Now I feel that way about e-mail. I know it’s trouble. It’s like that room I can’t get to, and then when I do—all those black squiggles of new messages, like killer ants. At the moment I have—let me check—619 e-mails in my inbox. Jeez, somebody should probably read them. Of course, I will. That’s what weekends are for. There’s the real meaning of the electronic age: the corruption of time. We don’t have any left.

Why are we doing this, working like this? (Don’t tell me the economy. That ain’t it.)

Because everyone else does. You feel bad about yourself if you’re not putting in a dozen or so hours a day. You know the drill, because you’re drilling. Although I’m beginning to wonder if it’s an insidious plot, among all the bosses of the world, sort of hanging out at the water cooler (what offices have a water cooler anymore?) giggling about all their worker bees.

So what are we going to do about it? Me, I’m sort of a pussy. Nobody wants to get labeled as not willing to do his share. So I don’t say a word. I take on whatever assignments are dangling out there. But I’ve gotten sneaky. I’ve started taking walks, around 2 p.m. I’ve gotten partial to South Philly. Very nice place. I head toward the Italian Market, from my office at 19th and Market.

But I always return—to more paper on my desk, more e-mails. How did we get here? That’s the mystery.

You. Me. All of us. We let ourselves get into this mess. They’ve seen what we can do, which is more or less work nonstop. We’re very impressive.

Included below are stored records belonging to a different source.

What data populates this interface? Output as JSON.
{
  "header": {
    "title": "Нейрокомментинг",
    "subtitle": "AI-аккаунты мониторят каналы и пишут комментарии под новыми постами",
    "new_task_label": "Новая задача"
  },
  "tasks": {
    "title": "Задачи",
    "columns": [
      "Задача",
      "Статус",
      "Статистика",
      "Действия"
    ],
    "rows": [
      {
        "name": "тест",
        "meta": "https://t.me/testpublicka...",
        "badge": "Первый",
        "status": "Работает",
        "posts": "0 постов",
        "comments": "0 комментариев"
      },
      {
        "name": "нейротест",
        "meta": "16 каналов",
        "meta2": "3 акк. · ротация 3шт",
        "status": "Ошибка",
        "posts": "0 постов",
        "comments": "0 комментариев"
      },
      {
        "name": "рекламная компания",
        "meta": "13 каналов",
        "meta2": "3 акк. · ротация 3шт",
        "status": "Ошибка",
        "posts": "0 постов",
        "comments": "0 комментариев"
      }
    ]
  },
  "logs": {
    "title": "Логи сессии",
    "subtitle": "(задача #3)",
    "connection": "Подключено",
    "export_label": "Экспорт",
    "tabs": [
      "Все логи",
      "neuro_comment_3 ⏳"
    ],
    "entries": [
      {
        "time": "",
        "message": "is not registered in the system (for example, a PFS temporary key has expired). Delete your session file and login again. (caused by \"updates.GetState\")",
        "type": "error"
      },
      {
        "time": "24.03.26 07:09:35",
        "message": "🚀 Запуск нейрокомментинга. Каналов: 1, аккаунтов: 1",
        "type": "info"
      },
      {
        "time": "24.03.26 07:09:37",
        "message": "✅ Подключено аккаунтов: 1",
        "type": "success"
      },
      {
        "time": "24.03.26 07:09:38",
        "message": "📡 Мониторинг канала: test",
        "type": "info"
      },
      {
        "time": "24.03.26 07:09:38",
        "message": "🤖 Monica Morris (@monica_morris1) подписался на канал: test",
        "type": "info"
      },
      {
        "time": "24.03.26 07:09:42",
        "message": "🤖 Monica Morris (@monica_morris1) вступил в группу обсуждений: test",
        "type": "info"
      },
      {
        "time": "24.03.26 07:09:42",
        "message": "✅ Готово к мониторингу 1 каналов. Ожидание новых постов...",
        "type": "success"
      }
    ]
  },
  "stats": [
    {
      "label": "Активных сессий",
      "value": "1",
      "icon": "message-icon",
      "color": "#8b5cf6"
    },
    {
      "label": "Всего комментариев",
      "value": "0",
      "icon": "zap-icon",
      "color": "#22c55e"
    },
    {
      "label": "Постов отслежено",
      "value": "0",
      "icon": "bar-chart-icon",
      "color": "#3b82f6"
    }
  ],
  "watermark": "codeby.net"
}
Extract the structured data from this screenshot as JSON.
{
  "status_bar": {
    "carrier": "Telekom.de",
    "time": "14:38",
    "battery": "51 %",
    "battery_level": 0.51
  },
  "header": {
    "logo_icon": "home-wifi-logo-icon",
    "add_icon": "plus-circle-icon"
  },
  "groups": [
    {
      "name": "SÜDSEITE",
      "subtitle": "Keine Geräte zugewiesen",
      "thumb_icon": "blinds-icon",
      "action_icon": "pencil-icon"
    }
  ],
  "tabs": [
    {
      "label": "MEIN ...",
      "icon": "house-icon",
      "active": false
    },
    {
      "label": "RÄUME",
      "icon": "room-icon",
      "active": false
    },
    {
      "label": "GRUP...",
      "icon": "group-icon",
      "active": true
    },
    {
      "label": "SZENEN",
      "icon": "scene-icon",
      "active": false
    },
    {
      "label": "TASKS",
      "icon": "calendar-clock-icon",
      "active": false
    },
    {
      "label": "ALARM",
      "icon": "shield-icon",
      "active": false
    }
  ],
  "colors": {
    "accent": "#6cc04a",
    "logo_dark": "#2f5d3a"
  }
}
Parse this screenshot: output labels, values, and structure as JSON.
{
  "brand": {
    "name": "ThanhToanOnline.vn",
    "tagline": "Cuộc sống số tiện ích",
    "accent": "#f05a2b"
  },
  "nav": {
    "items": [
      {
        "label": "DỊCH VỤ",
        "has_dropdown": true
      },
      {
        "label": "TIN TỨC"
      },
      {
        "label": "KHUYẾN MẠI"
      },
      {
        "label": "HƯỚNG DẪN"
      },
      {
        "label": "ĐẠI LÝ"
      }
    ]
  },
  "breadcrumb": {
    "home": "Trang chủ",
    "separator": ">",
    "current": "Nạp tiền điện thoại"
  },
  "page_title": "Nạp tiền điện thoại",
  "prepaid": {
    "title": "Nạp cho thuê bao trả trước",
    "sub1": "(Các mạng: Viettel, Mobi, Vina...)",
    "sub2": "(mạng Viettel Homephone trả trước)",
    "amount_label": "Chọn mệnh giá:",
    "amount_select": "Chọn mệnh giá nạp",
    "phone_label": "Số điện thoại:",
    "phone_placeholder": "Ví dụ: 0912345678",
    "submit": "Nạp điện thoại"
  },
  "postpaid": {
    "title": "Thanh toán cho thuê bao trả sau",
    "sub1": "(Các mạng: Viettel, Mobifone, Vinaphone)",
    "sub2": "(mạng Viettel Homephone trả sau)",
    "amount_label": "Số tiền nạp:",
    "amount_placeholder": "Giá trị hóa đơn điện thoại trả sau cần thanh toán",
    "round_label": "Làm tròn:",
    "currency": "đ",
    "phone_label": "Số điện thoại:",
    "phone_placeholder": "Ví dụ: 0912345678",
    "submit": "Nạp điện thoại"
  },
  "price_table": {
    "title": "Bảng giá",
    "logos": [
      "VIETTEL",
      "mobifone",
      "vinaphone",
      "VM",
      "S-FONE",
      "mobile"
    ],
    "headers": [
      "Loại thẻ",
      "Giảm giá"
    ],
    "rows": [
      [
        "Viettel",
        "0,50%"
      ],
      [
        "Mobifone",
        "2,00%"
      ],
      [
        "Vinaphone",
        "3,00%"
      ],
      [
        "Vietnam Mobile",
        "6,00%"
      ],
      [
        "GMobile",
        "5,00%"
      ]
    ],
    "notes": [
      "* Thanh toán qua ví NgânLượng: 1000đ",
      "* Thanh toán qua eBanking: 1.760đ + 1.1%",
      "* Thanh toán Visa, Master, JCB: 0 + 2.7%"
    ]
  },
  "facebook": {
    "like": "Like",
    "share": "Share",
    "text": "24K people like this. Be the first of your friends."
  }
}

They’ll never let us backtrack now, into our lives. 11:19. Still at it.